Exercise materials
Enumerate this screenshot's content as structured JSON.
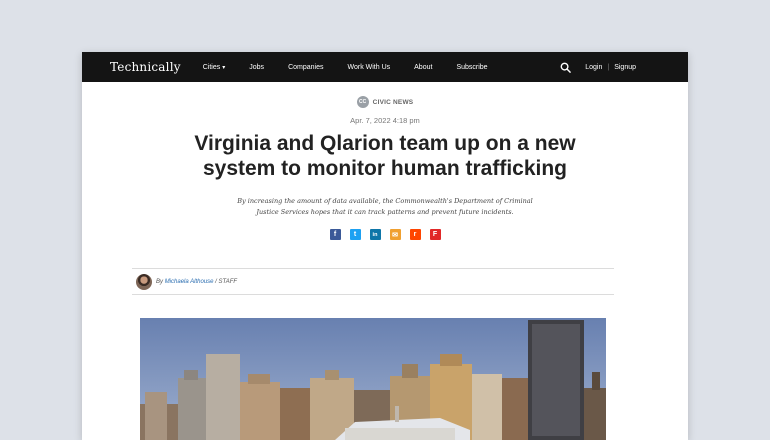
{
  "nav": {
    "logo": "Technically",
    "items": [
      "Cities",
      "Jobs",
      "Companies",
      "Work With Us",
      "About",
      "Subscribe"
    ],
    "login": "Login",
    "separator": "|",
    "signup": "Signup",
    "icons": [
      "search-icon",
      "chevron-down-icon"
    ]
  },
  "article": {
    "category_badge": "CC",
    "category": "CIVIC NEWS",
    "date": "Apr. 7, 2022 4:18 pm",
    "title": "Virginia and Qlarion team up on a new system to monitor human trafficking",
    "subtitle": "By increasing the amount of data available, the Commonwealth's Department of Criminal Justice Services hopes that it can track patterns and prevent future incidents.",
    "share": [
      {
        "name": "facebook-icon",
        "glyph": "f",
        "color": "#3b5998"
      },
      {
        "name": "twitter-icon",
        "glyph": "t",
        "color": "#1da1f2"
      },
      {
        "name": "linkedin-icon",
        "glyph": "in",
        "color": "#0e76a8"
      },
      {
        "name": "email-icon",
        "glyph": "✉",
        "color": "#f0a030"
      },
      {
        "name": "reddit-icon",
        "glyph": "r",
        "color": "#ff4500"
      },
      {
        "name": "flipboard-icon",
        "glyph": "F",
        "color": "#e12828"
      }
    ],
    "byline": {
      "by": "By",
      "author": "Michaela Althouse",
      "role": "/ STAFF"
    }
  },
  "colors": {
    "page_bg": "#dde1e8",
    "nav_bg": "#141414",
    "link": "#2a6db0",
    "sky": "#6f86b4"
  }
}
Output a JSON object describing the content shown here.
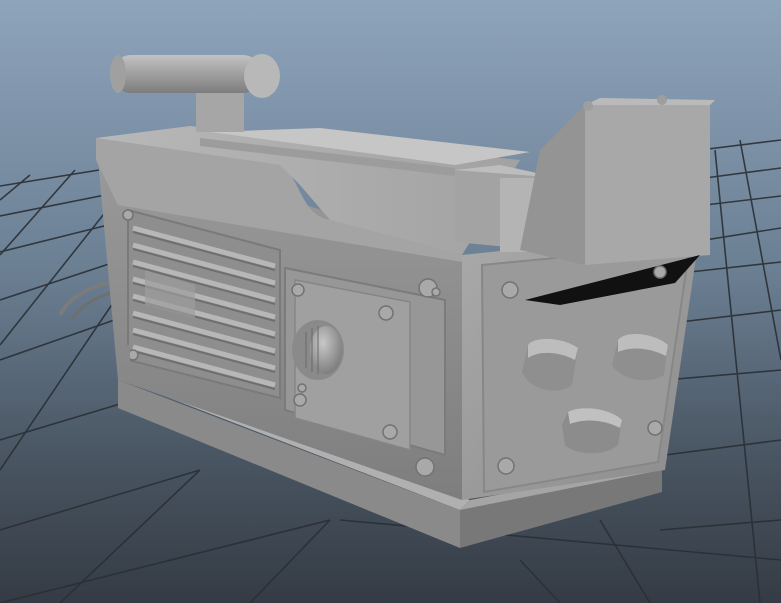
{
  "viewport": {
    "background_top": "#8ea4bb",
    "background_bottom": "#343b44",
    "grid_color": "#2a2f35"
  },
  "model": {
    "material_color": "#9a9a9a",
    "shadow_color": "#5e5e5e",
    "highlight_color": "#bdbdbd",
    "vent_slat_count": 8,
    "screw_count": 14,
    "knob_count": 4
  }
}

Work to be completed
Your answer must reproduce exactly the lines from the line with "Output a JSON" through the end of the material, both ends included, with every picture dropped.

Result for this task
Output a JSON object describing the content shown here.
{
  "viewport": {
    "background_top": "#8ea4bb",
    "background_bottom": "#343b44",
    "grid_color": "#2a2f35"
  },
  "model": {
    "material_color": "#9a9a9a",
    "shadow_color": "#5e5e5e",
    "highlight_color": "#bdbdbd",
    "vent_slat_count": 8,
    "screw_count": 14,
    "knob_count": 4
  }
}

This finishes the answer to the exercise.